WASHINGTON, D.C. — The Texas congressional delegation is poised to lose significant clout on Capitol Hill after the Democrats on Tuesday took control of the U.S. House and Texas voters elected nine new representatives — one-quarter of the state's 36 members.
All told, Texas Republicans will lose seven committee chairmanships. Three of those — Mac Thornberry of Clarendon, chairman of the Armed Services Committee; Mike Conaway of Midland, chairman of the Agriculture Committee; and Kevin Brady of The Woodlands, chairman of the Ways and Means Committee — won re-election Tuesday and are likely to become ranking members on those committees.
Lamar Smith of San Antonio and Jeb Hensarling of Dallas announced earlier this year they would not seek re-election, ending their tenures as chairmen of the Science, Space & Technology and Financial Services committees, respectively. They're being replaced by fellow Republicans — Chip Roy in Smith's seat and Lance Gooden in Hensarling's — who both will begin their congressional careers low in the hierarchy of their caucus.
Michael McCaul of Tomball was re-elected but will not be returning to the Homeland Security Committee, which he currently chairs, because of a term limit imposed by GOP House rules.
And Pete Sessions of Dallas — chairman of the powerful House Rules Committee, which determines the terms of floor debate on legislation — was defeated Tuesday night by Democrat Colin Allred.

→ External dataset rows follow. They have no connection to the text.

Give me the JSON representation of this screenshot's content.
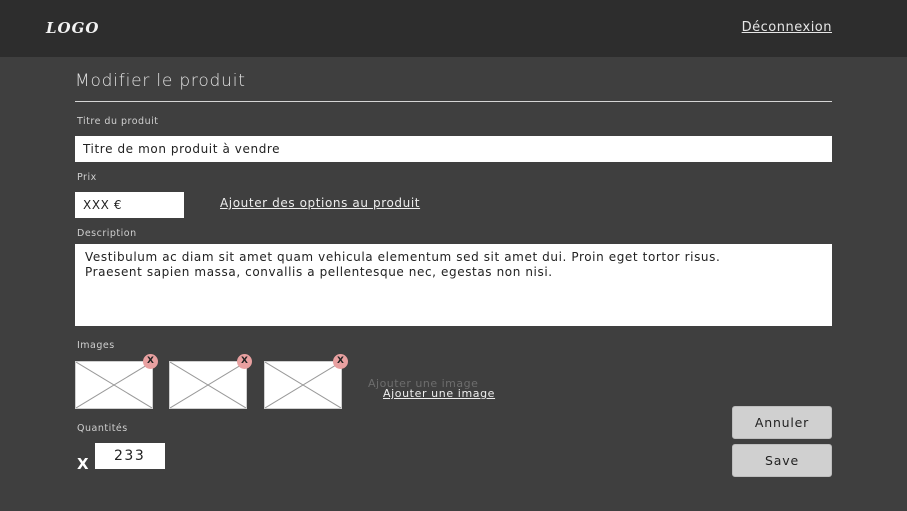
{
  "header": {
    "logo": "LOGO",
    "logout_label": "Déconnexion"
  },
  "page": {
    "title": "Modifier le produit"
  },
  "form": {
    "title_label": "Titre du produit",
    "title_value": "Titre de mon produit à vendre",
    "price_label": "Prix",
    "price_value": "XXX €",
    "options_link": "Ajouter des options au produit",
    "description_label": "Description",
    "description_value": "Vestibulum ac diam sit amet quam vehicula elementum sed sit amet dui. Proin eget tortor risus.\nPraesent sapien massa, convallis a pellentesque nec, egestas non nisi.",
    "images_label": "Images",
    "remove_label": "X",
    "add_image_ghost": "Ajouter une image",
    "add_image_link": "Ajouter une image",
    "quantity_label": "Quantités",
    "quantity_prefix": "X",
    "quantity_value": "233"
  },
  "actions": {
    "cancel_label": "Annuler",
    "save_label": "Save"
  },
  "colors": {
    "background": "#3f3f3f",
    "header": "#2d2d2d",
    "remove_badge": "#e8a0a0",
    "button": "#d0d0d0"
  }
}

The Texas delegation will go from having seven chairmanships to only possibly having one: Eddie Bernice Johnson, D-Dallas, the current ranking member of the Science, Space and Technology Committee, who announced in a Tuesday night news release she will seek the chairmanship. If she gets it, it would make her the first African-American from Texas and first woman from Texas to chair a committee.
In addition to committee chairs, the Texas delegation also will lose years of seniority. Republican John Culberson, who lost his Houston-area race to Democrat Lizzie Fletcher, is a senior member of the House Appropriations Committee, an important panel for securing a wide range of federal funds. Culberson's use of his position on the committee to help secure Hurricane Harvey relief funding was a key issue in his re-election campaign.
Retiring members such as Republicans Joe Barton of Ennis, Sam Johnson of Richardson and Ted Poe of Houston and Democrat Gene Green of Houston have served for years or decades and will be replaced by freshmen who will have little clout when they first get to the Capitol.
Veteran Republicans who are remaining in the delegation could still move up in the ranks over the next two years, but landing a coveted chairmanship will remain out of reach as long as Democrats control the chamber. The Texas Tribune previously reported that Republican Kay Granger of Fort Worth could become top ranking Republican on the Appropriations Committee and that McCaul may seek the ranking member position on the Foreign Affairs Committee.
In the U.S. Senate, where Republicans retained control Tuesday night, Texas' clout remains unchanged. And as Senate majority whip, U.S. Sen. John Cornyn is the highest-ranking Texas senator since Lyndon Baines Johnson.